Take every line from the data that has the word "Pull" in it.

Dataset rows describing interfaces
§
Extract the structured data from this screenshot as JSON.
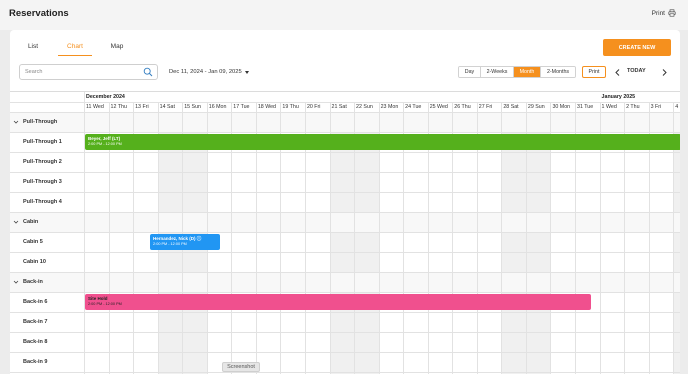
{
  "app": {
    "title": "Reservations",
    "print_label": "Print"
  },
  "tabs": [
    {
      "label": "List"
    },
    {
      "label": "Chart"
    },
    {
      "label": "Map"
    }
  ],
  "create_button": "CREATE NEW",
  "search": {
    "placeholder": "Search",
    "value": ""
  },
  "date_range": "Dec 11, 2024 - Jan 09, 2025",
  "view_buttons": [
    {
      "label": "Day"
    },
    {
      "label": "2-Weeks"
    },
    {
      "label": "Month"
    },
    {
      "label": "2-Months"
    }
  ],
  "active_view": "Month",
  "print_button": "Print",
  "today_button": "TODAY",
  "timeline": {
    "months": [
      {
        "label": "December 2024",
        "start_index": 0
      },
      {
        "label": "January 2025",
        "start_index": 21
      }
    ],
    "days": [
      "11 Wed",
      "12 Thu",
      "13 Fri",
      "14 Sat",
      "15 Sun",
      "16 Mon",
      "17 Tue",
      "18 Wed",
      "19 Thu",
      "20 Fri",
      "21 Sat",
      "22 Sun",
      "23 Mon",
      "24 Tue",
      "25 Wed",
      "26 Thu",
      "27 Fri",
      "28 Sat",
      "29 Sun",
      "30 Mon",
      "31 Tue",
      "1 Wed",
      "2 Thu",
      "3 Fri",
      "4"
    ],
    "weekend_indices": [
      3,
      4,
      10,
      11,
      17,
      18,
      24
    ]
  },
  "rows": [
    {
      "type": "group",
      "label": "Pull-Through"
    },
    {
      "type": "site",
      "label": "Pull-Through 1"
    },
    {
      "type": "site",
      "label": "Pull-Through 2"
    },
    {
      "type": "site",
      "label": "Pull-Through 3"
    },
    {
      "type": "site",
      "label": "Pull-Through 4"
    },
    {
      "type": "group",
      "label": "Cabin"
    },
    {
      "type": "site",
      "label": "Cabin 5"
    },
    {
      "type": "site",
      "label": "Cabin 10"
    },
    {
      "type": "group",
      "label": "Back-in"
    },
    {
      "type": "site",
      "label": "Back-in 6"
    },
    {
      "type": "site",
      "label": "Back-in 7"
    },
    {
      "type": "site",
      "label": "Back-in 8"
    },
    {
      "type": "site",
      "label": "Back-in 9"
    }
  ],
  "bookings": [
    {
      "row": 1,
      "name": "Beyer, Jeff (LT)",
      "time": "2:00 PM - 12:00 PM",
      "start_day": 0,
      "end_day": 24.3,
      "color": "#55b01c",
      "text_color": "#ffffff"
    },
    {
      "row": 6,
      "name": "Hernandez, Nick (D) ⓘ",
      "time": "2:00 PM - 12:00 PM",
      "start_day": 2.65,
      "end_day": 5.55,
      "color": "#2196f3",
      "text_color": "#ffffff"
    },
    {
      "row": 9,
      "name": "Site Hold",
      "time": "2:00 PM - 12:00 PM",
      "start_day": 0,
      "end_day": 20.65,
      "color": "#f0508e",
      "text_color": "#222222"
    }
  ],
  "screenshot_tag": "Screenshot",
  "colors": {
    "accent": "#f5901e"
  }
}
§
• [ANSWER FOR THE TASK]:
      "label": "Pull-Through"
      "label": "Pull-Through 1"
      "label": "Pull-Through 2"
      "label": "Pull-Through 3"
      "label": "Pull-Through 4"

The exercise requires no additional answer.